§ **What you will do**
Show every line below where "Magic" can be found.

§ **Data to process**
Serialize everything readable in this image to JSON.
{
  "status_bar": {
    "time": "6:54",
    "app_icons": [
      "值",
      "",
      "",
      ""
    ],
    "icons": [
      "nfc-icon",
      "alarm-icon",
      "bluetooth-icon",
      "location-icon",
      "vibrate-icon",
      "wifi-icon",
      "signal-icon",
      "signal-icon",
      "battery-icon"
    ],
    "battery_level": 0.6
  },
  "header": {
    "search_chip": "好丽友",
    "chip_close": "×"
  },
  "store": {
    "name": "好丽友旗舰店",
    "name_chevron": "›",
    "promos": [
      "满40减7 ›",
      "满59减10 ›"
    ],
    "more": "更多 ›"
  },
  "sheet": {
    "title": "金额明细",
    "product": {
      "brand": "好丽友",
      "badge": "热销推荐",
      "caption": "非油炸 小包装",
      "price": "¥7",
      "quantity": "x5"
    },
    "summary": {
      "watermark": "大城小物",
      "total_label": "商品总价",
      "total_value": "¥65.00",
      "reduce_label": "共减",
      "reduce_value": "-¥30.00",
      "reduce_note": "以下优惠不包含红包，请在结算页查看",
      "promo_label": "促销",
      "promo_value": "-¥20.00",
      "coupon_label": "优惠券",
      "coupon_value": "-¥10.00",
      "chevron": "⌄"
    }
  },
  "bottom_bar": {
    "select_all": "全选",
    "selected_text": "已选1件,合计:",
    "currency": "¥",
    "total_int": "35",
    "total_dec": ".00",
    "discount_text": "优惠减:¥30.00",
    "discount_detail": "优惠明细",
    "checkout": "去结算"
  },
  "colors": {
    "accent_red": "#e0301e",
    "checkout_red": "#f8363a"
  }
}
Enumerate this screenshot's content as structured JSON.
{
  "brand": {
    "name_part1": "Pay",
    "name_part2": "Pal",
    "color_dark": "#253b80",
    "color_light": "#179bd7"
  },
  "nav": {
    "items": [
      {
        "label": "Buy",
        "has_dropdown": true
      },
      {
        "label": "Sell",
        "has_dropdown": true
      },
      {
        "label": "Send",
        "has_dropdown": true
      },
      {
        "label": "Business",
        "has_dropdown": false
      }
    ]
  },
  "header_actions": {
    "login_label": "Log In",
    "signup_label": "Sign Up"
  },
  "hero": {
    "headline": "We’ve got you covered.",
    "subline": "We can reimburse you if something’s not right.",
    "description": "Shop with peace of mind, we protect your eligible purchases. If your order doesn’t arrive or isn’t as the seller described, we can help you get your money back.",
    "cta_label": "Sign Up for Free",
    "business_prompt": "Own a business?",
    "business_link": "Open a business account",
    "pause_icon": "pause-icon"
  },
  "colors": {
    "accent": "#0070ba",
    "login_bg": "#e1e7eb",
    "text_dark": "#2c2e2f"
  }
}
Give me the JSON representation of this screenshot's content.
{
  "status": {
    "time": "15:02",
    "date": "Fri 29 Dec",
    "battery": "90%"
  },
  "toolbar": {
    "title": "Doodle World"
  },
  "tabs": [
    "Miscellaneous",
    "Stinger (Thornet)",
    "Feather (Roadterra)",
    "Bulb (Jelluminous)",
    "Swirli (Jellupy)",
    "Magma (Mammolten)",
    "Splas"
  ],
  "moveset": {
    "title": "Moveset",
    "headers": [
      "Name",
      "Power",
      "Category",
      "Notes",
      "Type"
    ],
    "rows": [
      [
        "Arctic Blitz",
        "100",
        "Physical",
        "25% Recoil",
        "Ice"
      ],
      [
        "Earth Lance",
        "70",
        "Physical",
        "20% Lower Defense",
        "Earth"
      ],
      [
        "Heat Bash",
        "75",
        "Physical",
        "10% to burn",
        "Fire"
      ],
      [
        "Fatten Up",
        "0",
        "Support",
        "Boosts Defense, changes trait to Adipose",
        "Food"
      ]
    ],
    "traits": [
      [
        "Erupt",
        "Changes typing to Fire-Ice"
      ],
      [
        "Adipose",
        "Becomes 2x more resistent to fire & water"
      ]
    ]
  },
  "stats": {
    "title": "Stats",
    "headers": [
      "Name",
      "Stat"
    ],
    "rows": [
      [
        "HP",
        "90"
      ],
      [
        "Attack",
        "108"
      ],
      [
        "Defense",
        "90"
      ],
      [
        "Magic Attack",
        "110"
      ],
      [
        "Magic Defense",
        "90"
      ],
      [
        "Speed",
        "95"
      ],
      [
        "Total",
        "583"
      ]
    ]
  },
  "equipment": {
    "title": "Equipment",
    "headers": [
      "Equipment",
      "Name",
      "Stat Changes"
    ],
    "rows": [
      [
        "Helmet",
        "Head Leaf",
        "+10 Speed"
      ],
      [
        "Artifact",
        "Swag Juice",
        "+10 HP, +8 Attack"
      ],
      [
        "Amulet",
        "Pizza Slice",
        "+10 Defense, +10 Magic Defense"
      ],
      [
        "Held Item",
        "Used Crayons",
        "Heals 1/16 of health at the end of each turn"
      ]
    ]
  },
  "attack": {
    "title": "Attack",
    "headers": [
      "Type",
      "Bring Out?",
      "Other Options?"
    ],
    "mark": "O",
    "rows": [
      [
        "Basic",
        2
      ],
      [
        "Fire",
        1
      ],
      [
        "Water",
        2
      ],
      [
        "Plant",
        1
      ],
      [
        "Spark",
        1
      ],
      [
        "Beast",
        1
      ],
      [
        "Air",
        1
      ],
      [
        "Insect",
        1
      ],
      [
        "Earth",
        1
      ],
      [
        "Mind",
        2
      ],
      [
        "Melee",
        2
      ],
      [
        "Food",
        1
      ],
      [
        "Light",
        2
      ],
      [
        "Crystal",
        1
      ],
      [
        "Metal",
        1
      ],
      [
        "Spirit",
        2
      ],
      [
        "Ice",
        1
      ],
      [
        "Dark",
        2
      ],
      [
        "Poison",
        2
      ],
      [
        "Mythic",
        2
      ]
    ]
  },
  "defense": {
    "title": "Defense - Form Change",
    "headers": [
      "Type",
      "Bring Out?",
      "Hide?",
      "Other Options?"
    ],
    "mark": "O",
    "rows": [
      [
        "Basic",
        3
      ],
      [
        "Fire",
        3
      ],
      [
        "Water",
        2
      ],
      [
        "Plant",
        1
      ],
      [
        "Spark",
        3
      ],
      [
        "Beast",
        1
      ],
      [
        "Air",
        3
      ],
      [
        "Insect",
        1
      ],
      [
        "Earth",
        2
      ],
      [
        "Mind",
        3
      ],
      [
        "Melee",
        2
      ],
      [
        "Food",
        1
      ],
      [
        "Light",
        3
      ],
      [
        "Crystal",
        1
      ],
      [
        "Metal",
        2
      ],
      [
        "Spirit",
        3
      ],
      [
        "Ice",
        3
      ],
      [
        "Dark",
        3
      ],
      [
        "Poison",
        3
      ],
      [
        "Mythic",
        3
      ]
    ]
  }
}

§ **Exercise response**
        "Magic Attack",
        "Magic Defense",
        "+10 Defense, +10 Magic Defense"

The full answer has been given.